Dataset rows describing interfaces:
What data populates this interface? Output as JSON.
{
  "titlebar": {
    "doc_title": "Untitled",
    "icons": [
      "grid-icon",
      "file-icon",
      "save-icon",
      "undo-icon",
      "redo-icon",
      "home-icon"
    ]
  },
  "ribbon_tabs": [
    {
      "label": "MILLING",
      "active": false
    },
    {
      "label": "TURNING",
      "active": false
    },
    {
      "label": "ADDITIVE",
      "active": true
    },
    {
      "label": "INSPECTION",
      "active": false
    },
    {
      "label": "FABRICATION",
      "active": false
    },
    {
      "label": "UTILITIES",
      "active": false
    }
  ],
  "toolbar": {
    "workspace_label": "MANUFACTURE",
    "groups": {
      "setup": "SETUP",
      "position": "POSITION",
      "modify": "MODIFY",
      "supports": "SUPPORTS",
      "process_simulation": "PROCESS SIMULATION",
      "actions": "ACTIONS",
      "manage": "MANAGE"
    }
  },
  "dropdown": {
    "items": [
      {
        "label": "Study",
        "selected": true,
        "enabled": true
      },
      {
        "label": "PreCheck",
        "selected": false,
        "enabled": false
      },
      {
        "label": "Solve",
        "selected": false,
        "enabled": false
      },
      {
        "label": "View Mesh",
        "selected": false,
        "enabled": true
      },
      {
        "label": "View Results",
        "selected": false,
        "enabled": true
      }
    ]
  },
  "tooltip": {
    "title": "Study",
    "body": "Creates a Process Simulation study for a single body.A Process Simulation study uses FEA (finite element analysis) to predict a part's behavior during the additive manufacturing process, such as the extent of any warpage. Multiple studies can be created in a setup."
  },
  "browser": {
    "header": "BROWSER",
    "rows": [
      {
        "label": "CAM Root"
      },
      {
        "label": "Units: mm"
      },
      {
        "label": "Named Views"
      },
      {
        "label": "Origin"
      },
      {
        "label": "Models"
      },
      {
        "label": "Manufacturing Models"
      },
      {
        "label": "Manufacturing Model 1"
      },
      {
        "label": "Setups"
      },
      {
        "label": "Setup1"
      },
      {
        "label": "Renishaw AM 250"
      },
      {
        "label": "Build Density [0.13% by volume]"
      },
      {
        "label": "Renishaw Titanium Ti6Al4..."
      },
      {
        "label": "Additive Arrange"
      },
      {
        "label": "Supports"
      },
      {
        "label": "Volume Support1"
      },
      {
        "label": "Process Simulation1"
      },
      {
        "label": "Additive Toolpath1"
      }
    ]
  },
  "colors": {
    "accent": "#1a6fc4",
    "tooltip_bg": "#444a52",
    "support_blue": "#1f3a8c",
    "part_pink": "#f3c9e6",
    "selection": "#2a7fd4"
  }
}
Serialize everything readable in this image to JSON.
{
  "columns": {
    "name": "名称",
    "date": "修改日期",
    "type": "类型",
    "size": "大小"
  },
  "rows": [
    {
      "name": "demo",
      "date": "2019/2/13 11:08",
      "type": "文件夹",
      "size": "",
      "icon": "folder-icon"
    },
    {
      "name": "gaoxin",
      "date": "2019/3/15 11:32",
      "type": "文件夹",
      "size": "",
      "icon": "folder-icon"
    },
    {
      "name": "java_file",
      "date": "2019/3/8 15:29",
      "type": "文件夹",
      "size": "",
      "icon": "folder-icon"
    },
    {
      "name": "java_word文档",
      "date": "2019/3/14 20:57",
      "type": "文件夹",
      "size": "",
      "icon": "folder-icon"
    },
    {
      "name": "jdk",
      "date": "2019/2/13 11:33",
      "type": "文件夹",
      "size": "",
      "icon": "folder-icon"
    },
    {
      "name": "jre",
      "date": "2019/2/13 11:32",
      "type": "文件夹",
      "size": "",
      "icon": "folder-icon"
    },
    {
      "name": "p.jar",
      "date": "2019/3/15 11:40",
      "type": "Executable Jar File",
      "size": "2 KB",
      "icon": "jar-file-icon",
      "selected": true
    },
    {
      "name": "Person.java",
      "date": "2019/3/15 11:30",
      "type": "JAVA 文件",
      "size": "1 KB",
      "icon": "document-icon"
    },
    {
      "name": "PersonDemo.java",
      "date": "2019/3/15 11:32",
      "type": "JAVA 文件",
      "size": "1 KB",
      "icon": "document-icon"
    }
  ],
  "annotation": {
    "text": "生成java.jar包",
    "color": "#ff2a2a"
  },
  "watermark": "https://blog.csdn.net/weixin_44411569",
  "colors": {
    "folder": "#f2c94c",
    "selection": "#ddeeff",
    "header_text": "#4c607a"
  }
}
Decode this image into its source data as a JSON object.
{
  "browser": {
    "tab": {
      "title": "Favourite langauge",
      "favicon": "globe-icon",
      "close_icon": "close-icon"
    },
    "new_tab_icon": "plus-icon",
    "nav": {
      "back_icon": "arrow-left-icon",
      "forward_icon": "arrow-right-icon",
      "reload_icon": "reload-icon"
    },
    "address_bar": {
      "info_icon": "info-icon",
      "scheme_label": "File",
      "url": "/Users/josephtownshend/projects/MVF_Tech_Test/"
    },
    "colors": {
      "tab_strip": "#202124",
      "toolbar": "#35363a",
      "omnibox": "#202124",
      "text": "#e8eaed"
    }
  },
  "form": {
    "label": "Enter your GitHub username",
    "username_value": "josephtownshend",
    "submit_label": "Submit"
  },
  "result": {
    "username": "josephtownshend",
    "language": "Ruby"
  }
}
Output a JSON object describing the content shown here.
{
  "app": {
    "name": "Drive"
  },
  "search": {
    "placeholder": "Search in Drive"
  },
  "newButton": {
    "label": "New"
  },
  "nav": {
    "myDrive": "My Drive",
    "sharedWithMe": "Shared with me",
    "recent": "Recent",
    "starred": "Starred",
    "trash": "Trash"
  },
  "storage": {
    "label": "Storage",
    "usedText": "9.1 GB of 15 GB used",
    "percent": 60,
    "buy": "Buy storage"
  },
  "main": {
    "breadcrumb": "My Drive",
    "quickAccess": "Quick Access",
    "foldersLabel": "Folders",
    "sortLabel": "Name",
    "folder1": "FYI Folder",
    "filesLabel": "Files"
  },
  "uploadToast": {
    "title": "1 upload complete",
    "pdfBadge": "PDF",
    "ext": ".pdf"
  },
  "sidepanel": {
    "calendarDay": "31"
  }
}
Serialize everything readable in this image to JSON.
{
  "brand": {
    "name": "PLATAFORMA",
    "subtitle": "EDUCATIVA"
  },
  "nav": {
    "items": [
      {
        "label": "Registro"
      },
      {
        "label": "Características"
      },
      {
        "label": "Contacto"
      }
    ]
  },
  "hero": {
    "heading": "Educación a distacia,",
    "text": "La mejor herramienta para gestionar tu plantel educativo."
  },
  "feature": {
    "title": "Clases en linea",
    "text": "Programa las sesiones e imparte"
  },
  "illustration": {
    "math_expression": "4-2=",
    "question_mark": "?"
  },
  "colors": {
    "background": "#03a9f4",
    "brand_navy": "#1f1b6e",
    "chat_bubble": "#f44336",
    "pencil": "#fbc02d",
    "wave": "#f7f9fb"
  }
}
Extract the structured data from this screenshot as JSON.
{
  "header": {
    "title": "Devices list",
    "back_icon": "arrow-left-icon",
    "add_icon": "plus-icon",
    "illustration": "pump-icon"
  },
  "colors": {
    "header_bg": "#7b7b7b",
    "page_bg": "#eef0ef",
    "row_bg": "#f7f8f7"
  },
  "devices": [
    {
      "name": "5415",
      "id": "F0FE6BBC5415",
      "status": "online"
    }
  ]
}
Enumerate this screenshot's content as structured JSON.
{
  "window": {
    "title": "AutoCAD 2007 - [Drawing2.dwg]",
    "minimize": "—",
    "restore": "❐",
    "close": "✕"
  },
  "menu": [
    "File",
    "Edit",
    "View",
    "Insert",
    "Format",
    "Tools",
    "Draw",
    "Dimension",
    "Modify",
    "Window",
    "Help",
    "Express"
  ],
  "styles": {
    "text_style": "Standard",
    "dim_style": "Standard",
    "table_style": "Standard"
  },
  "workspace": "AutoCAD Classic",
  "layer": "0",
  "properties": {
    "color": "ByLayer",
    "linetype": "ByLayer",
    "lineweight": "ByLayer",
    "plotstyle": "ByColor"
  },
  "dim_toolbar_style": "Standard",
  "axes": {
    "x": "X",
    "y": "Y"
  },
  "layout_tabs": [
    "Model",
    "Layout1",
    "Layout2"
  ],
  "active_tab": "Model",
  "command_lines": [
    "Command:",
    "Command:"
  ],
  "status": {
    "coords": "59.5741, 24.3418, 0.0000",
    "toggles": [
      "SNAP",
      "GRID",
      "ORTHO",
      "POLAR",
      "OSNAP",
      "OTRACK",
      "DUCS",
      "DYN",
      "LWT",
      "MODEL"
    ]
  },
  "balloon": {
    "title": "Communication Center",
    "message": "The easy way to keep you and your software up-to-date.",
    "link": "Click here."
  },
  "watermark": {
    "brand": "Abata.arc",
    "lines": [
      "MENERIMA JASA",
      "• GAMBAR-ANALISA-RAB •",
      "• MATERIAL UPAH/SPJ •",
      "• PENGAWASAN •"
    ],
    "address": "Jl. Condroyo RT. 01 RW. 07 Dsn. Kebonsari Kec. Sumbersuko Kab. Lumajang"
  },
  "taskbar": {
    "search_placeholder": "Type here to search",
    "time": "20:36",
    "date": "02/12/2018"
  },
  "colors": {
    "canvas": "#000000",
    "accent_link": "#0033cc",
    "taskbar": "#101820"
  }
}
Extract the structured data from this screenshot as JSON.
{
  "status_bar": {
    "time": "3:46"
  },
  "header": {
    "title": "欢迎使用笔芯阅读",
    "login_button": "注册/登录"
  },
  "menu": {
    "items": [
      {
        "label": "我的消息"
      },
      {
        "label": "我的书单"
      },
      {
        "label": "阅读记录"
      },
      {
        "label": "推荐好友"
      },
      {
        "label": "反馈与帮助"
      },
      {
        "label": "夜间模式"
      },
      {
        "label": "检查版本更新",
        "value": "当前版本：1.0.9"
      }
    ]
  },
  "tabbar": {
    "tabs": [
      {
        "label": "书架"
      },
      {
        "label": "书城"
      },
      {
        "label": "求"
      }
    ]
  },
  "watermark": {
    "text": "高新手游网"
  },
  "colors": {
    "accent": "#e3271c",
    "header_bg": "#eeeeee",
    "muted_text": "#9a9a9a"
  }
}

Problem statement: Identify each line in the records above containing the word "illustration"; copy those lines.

Answer box:
  "illustration": {
    "illustration": "pump-icon"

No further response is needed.